--- START ---

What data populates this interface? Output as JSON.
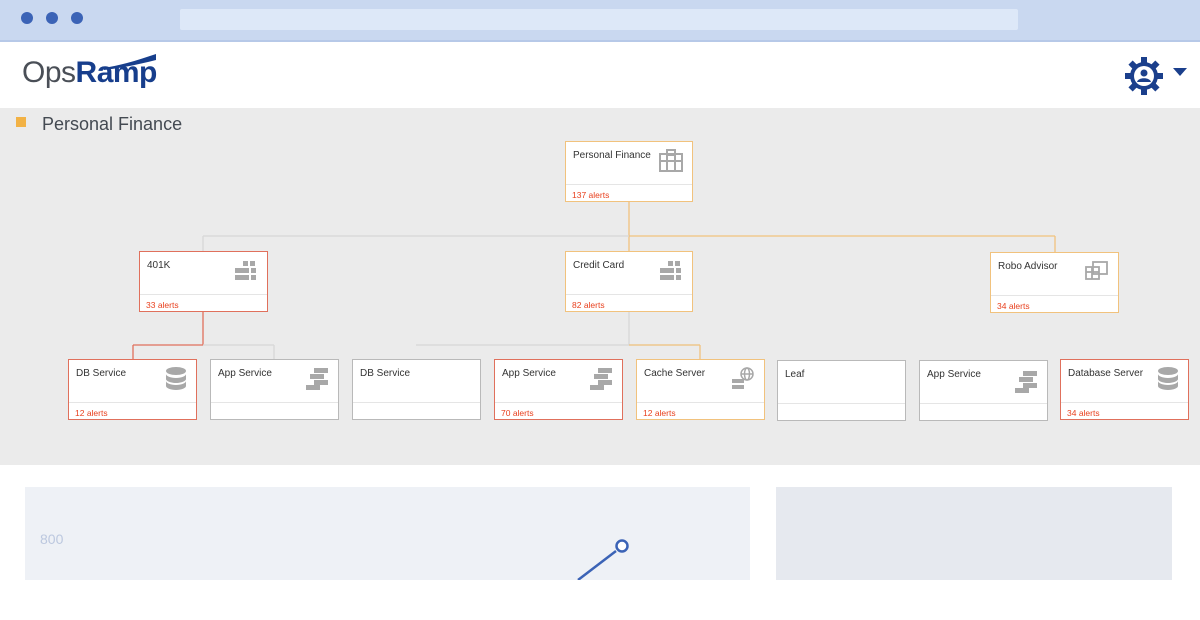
{
  "app": {
    "brand_first": "Ops",
    "brand_second": "Ramp"
  },
  "page": {
    "title": "Personal Finance"
  },
  "tree": {
    "root": {
      "label": "Personal Finance",
      "alerts": "137 alerts",
      "icon": "building-icon"
    },
    "level1": [
      {
        "label": "401K",
        "alerts": "33 alerts",
        "icon": "server-grid-icon",
        "status": "red"
      },
      {
        "label": "Credit Card",
        "alerts": "82 alerts",
        "icon": "server-grid-icon",
        "status": "orange"
      },
      {
        "label": "Robo Advisor",
        "alerts": "34 alerts",
        "icon": "windows-icon",
        "status": "orange"
      }
    ],
    "level2": [
      {
        "label": "DB Service",
        "alerts": "12 alerts",
        "icon": "database-icon",
        "status": "red"
      },
      {
        "label": "App Service",
        "alerts": "",
        "icon": "app-servers-icon",
        "status": "gray"
      },
      {
        "label": "DB Service",
        "alerts": "",
        "icon": "",
        "status": "gray"
      },
      {
        "label": "App Service",
        "alerts": "70 alerts",
        "icon": "app-servers-icon",
        "status": "red"
      },
      {
        "label": "Cache Server",
        "alerts": "12 alerts",
        "icon": "globe-server-icon",
        "status": "orange"
      },
      {
        "label": "Leaf",
        "alerts": "",
        "icon": "",
        "status": "gray"
      },
      {
        "label": "App Service",
        "alerts": "",
        "icon": "app-servers-icon",
        "status": "gray"
      },
      {
        "label": "Database Server",
        "alerts": "34 alerts",
        "icon": "database-icon",
        "status": "red"
      }
    ]
  },
  "chart_preview": {
    "y_tick": "800"
  },
  "colors": {
    "brand_blue": "#173e8c",
    "alert_red": "#e8401e",
    "node_red_border": "#e0705c",
    "node_orange_border": "#f1c27d",
    "accent_yellow": "#f2b245"
  }
}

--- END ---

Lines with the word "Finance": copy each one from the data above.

*TASK RESULT*
    "title": "Personal Finance"
      "label": "Personal Finance",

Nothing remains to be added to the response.